■ PROMPT: Go through the lines below and tally those containing the string "zemanta". Respond with the number only.

■ RECORDS FOR THE TASK:
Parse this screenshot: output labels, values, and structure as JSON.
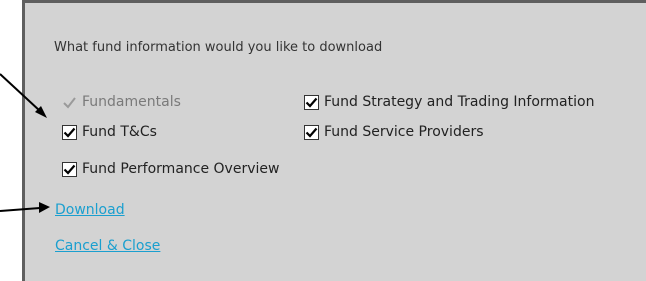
{
  "dialog": {
    "question": "What fund information would you like to download",
    "options": [
      {
        "label": "Fundamentals",
        "checked": true,
        "disabled": true
      },
      {
        "label": "Fund Strategy and Trading Information",
        "checked": true,
        "disabled": false
      },
      {
        "label": "Fund T&Cs",
        "checked": true,
        "disabled": false
      },
      {
        "label": "Fund Service Providers",
        "checked": true,
        "disabled": false
      },
      {
        "label": "Fund Performance Overview",
        "checked": true,
        "disabled": false
      }
    ],
    "download_label": "Download",
    "cancel_label": "Cancel & Close"
  },
  "colors": {
    "panel_background": "#d3d3d3",
    "link": "#1a9fcf",
    "annotation_arrow": "#000000"
  }
}
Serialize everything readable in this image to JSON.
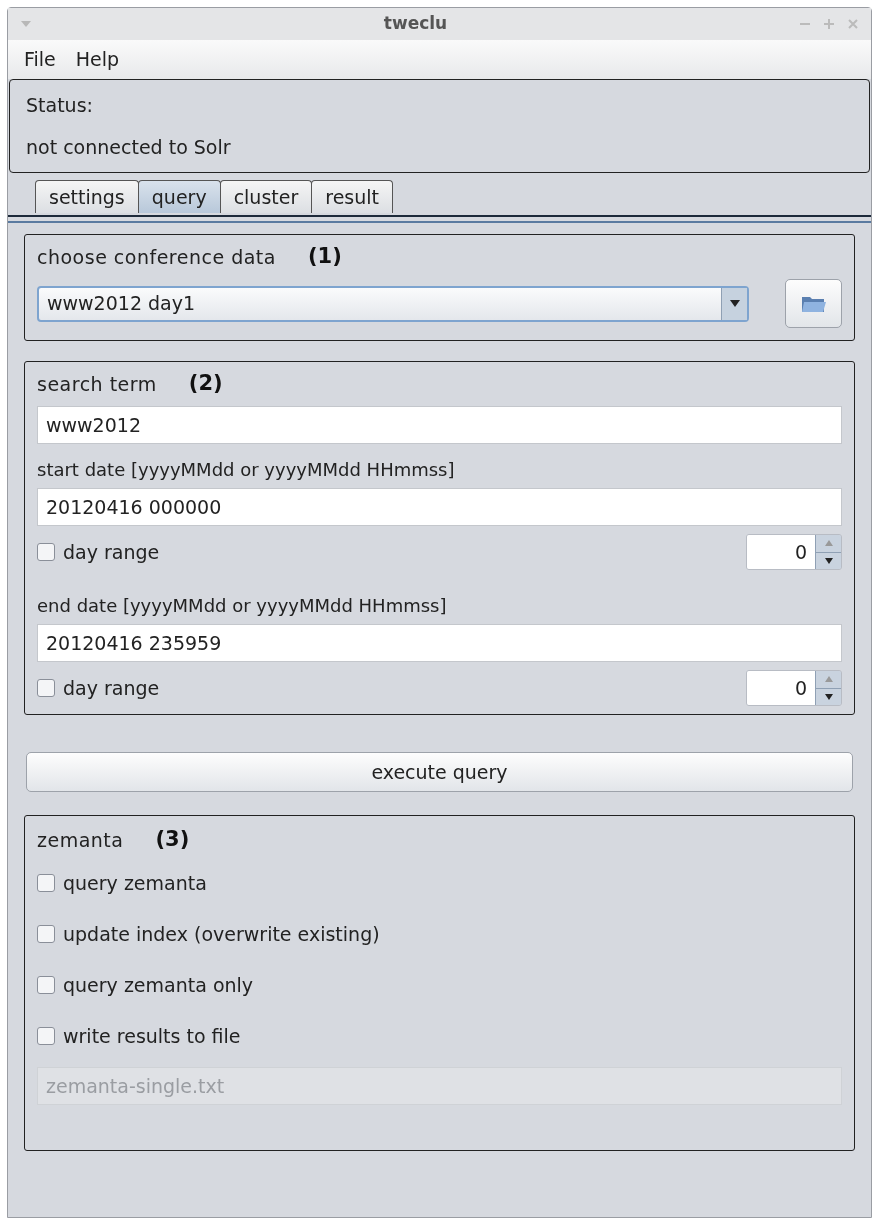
{
  "window": {
    "title": "tweclu"
  },
  "menu": [
    "File",
    "Help"
  ],
  "status": {
    "label": "Status:",
    "message": "not connected to Solr"
  },
  "tabs": [
    {
      "label": "settings",
      "selected": false
    },
    {
      "label": "query",
      "selected": true
    },
    {
      "label": "cluster",
      "selected": false
    },
    {
      "label": "result",
      "selected": false
    }
  ],
  "conference": {
    "title": "choose conference data",
    "number": "(1)",
    "selection": "www2012 day1"
  },
  "search": {
    "title": "search term",
    "number": "(2)",
    "term": "www2012",
    "start": {
      "label": "start date [yyyyMMdd or yyyyMMdd HHmmss]",
      "value": "20120416 000000",
      "range_label": "day range",
      "range_checked": false,
      "range_value": "0"
    },
    "end": {
      "label": "end date [yyyyMMdd or yyyyMMdd HHmmss]",
      "value": "20120416 235959",
      "range_label": "day range",
      "range_checked": false,
      "range_value": "0"
    }
  },
  "execute_button": "execute query",
  "zemanta": {
    "title": "zemanta",
    "number": "(3)",
    "options": [
      {
        "label": "query zemanta",
        "checked": false
      },
      {
        "label": "update index (overwrite existing)",
        "checked": false
      },
      {
        "label": "query zemanta only",
        "checked": false
      },
      {
        "label": "write results to file",
        "checked": false
      }
    ],
    "file": {
      "value": "zemanta-single.txt",
      "disabled": true
    }
  }
}
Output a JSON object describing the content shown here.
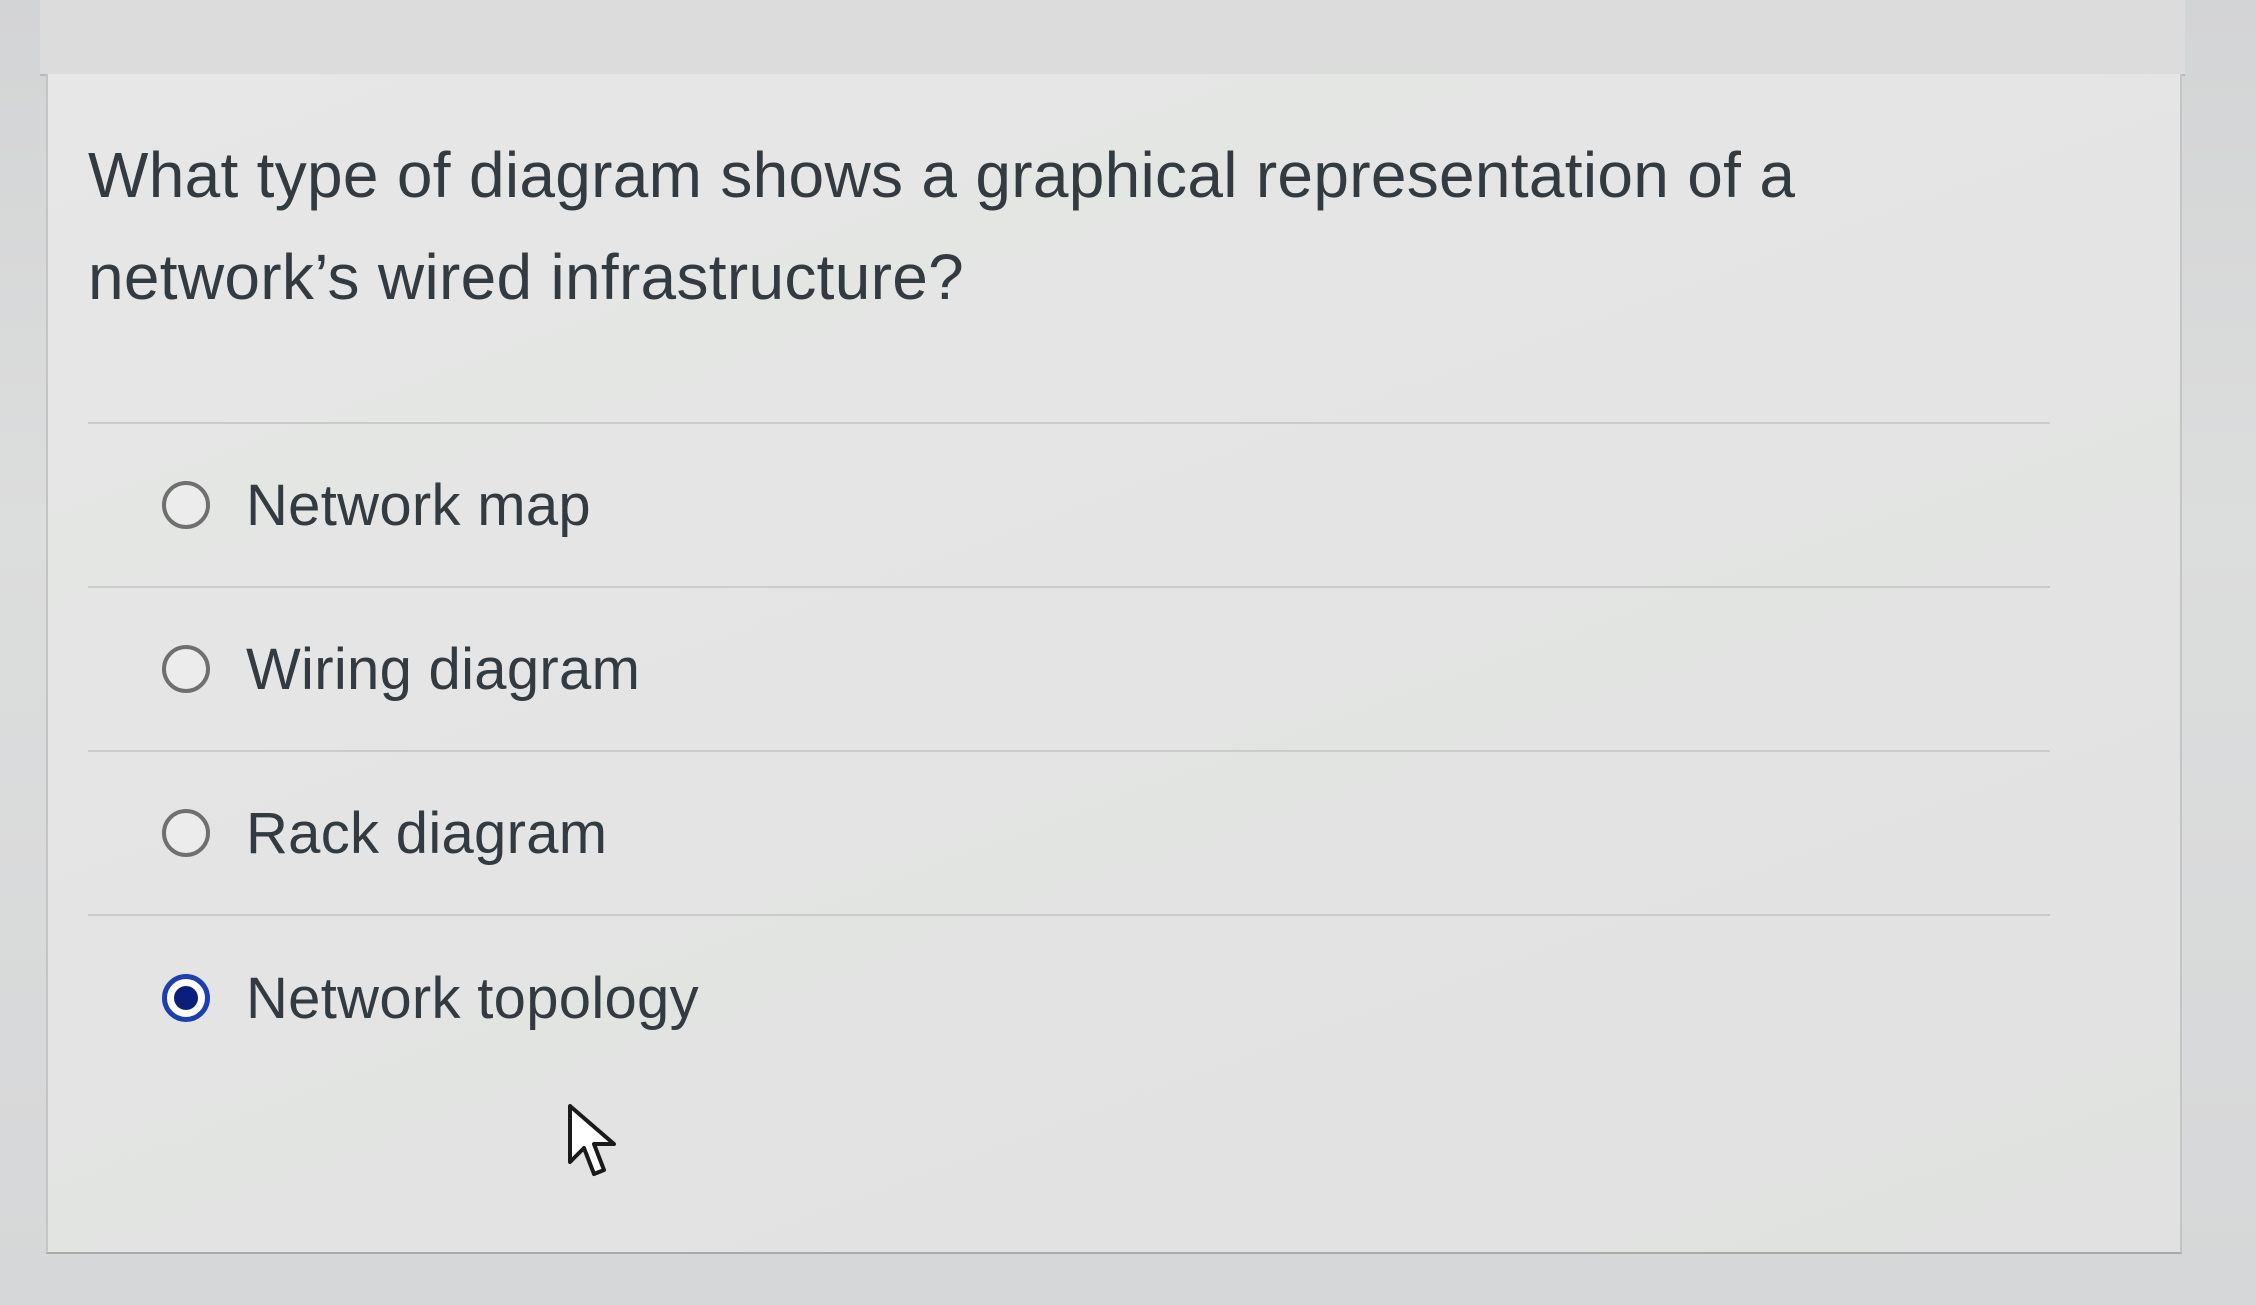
{
  "question": {
    "text": "What type of diagram shows a graphical representation of a network’s wired infrastructure?"
  },
  "options": [
    {
      "label": "Network map",
      "selected": false
    },
    {
      "label": "Wiring diagram",
      "selected": false
    },
    {
      "label": "Rack diagram",
      "selected": false
    },
    {
      "label": "Network topology",
      "selected": true
    }
  ],
  "icons": {
    "radio_unselected": "radio-unselected-icon",
    "radio_selected": "radio-selected-icon",
    "cursor": "mouse-pointer-icon"
  },
  "colors": {
    "text": "#333a40",
    "radio_selected": "#1b3fae",
    "radio_border": "#6f6f6f",
    "card_background": "#e4e5e4"
  }
}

■ RESPONSE: 5